━━ Records supplied ━━
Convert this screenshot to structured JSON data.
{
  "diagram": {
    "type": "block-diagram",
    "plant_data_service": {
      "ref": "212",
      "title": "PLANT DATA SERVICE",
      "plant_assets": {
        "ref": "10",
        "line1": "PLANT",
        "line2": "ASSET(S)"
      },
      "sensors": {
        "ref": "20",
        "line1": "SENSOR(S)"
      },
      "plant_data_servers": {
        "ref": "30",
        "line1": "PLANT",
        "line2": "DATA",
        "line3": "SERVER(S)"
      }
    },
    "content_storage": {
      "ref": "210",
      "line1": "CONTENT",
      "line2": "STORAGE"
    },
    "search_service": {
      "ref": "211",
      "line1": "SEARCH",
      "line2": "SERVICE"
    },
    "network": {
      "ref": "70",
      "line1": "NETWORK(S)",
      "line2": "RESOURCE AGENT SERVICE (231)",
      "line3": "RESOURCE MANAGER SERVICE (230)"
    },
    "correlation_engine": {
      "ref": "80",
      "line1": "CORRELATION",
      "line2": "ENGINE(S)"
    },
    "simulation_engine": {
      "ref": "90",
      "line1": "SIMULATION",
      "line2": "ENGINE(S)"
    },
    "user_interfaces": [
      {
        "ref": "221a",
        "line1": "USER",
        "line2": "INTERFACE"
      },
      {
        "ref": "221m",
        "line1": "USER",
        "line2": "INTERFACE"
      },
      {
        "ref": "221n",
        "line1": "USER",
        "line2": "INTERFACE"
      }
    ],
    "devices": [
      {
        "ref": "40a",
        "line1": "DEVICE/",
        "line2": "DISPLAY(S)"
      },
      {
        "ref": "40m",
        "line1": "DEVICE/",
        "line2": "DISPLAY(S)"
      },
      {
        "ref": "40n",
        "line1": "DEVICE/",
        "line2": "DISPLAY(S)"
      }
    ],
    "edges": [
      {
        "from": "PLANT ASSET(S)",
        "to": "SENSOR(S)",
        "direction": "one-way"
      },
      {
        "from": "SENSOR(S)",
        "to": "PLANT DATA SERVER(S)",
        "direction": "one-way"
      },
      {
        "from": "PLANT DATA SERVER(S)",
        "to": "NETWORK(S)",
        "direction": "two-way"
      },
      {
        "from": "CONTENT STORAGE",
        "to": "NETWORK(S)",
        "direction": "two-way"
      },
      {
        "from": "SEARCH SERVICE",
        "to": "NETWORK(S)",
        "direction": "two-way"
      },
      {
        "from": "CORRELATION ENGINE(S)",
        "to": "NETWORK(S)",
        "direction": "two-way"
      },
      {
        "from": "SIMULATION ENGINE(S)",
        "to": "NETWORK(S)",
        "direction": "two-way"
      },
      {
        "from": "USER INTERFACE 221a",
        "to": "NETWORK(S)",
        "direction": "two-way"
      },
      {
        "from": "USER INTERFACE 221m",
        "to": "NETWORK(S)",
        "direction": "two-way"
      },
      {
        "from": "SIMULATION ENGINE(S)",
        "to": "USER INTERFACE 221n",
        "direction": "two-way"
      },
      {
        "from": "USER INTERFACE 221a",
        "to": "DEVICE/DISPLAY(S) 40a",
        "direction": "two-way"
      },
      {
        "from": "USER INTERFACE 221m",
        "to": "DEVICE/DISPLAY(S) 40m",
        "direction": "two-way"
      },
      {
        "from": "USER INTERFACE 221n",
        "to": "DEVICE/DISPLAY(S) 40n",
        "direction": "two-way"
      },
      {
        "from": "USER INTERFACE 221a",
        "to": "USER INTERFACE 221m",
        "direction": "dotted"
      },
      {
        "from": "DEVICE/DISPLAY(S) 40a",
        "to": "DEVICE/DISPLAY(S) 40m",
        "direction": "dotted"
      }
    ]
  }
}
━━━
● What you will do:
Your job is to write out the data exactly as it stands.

● Task result:
Convert this screenshot to structured JSON data.
{
  "diagram": {
    "type": "block-diagram",
    "plant_data_service": {
      "ref": "212",
      "title": "PLANT DATA SERVICE",
      "plant_assets": {
        "ref": "10",
        "line1": "PLANT",
        "line2": "ASSET(S)"
      },
      "sensors": {
        "ref": "20",
        "line1": "SENSOR(S)"
      },
      "plant_data_servers": {
        "ref": "30",
        "line1": "PLANT",
        "line2": "DATA",
        "line3": "SERVER(S)"
      }
    },
    "content_storage": {
      "ref": "210",
      "line1": "CONTENT",
      "line2": "STORAGE"
    },
    "search_service": {
      "ref": "211",
      "line1": "SEARCH",
      "line2": "SERVICE"
    },
    "network": {
      "ref": "70",
      "line1": "NETWORK(S)",
      "line2": "RESOURCE AGENT SERVICE (231)",
      "line3": "RESOURCE MANAGER SERVICE (230)"
    },
    "correlation_engine": {
      "ref": "80",
      "line1": "CORRELATION",
      "line2": "ENGINE(S)"
    },
    "simulation_engine": {
      "ref": "90",
      "line1": "SIMULATION",
      "line2": "ENGINE(S)"
    },
    "user_interfaces": [
      {
        "ref": "221a",
        "line1": "USER",
        "line2": "INTERFACE"
      },
      {
        "ref": "221m",
        "line1": "USER",
        "line2": "INTERFACE"
      },
      {
        "ref": "221n",
        "line1": "USER",
        "line2": "INTERFACE"
      }
    ],
    "devices": [
      {
        "ref": "40a",
        "line1": "DEVICE/",
        "line2": "DISPLAY(S)"
      },
      {
        "ref": "40m",
        "line1": "DEVICE/",
        "line2": "DISPLAY(S)"
      },
      {
        "ref": "40n",
        "line1": "DEVICE/",
        "line2": "DISPLAY(S)"
      }
    ],
    "edges": [
      {
        "from": "PLANT ASSET(S)",
        "to": "SENSOR(S)",
        "direction": "one-way"
      },
      {
        "from": "SENSOR(S)",
        "to": "PLANT DATA SERVER(S)",
        "direction": "one-way"
      },
      {
        "from": "PLANT DATA SERVER(S)",
        "to": "NETWORK(S)",
        "direction": "two-way"
      },
      {
        "from": "CONTENT STORAGE",
        "to": "NETWORK(S)",
        "direction": "two-way"
      },
      {
        "from": "SEARCH SERVICE",
        "to": "NETWORK(S)",
        "direction": "two-way"
      },
      {
        "from": "CORRELATION ENGINE(S)",
        "to": "NETWORK(S)",
        "direction": "two-way"
      },
      {
        "from": "SIMULATION ENGINE(S)",
        "to": "NETWORK(S)",
        "direction": "two-way"
      },
      {
        "from": "USER INTERFACE 221a",
        "to": "NETWORK(S)",
        "direction": "two-way"
      },
      {
        "from": "USER INTERFACE 221m",
        "to": "NETWORK(S)",
        "direction": "two-way"
      },
      {
        "from": "SIMULATION ENGINE(S)",
        "to": "USER INTERFACE 221n",
        "direction": "two-way"
      },
      {
        "from": "USER INTERFACE 221a",
        "to": "DEVICE/DISPLAY(S) 40a",
        "direction": "two-way"
      },
      {
        "from": "USER INTERFACE 221m",
        "to": "DEVICE/DISPLAY(S) 40m",
        "direction": "two-way"
      },
      {
        "from": "USER INTERFACE 221n",
        "to": "DEVICE/DISPLAY(S) 40n",
        "direction": "two-way"
      },
      {
        "from": "USER INTERFACE 221a",
        "to": "USER INTERFACE 221m",
        "direction": "dotted"
      },
      {
        "from": "DEVICE/DISPLAY(S) 40a",
        "to": "DEVICE/DISPLAY(S) 40m",
        "direction": "dotted"
      }
    ]
  }
}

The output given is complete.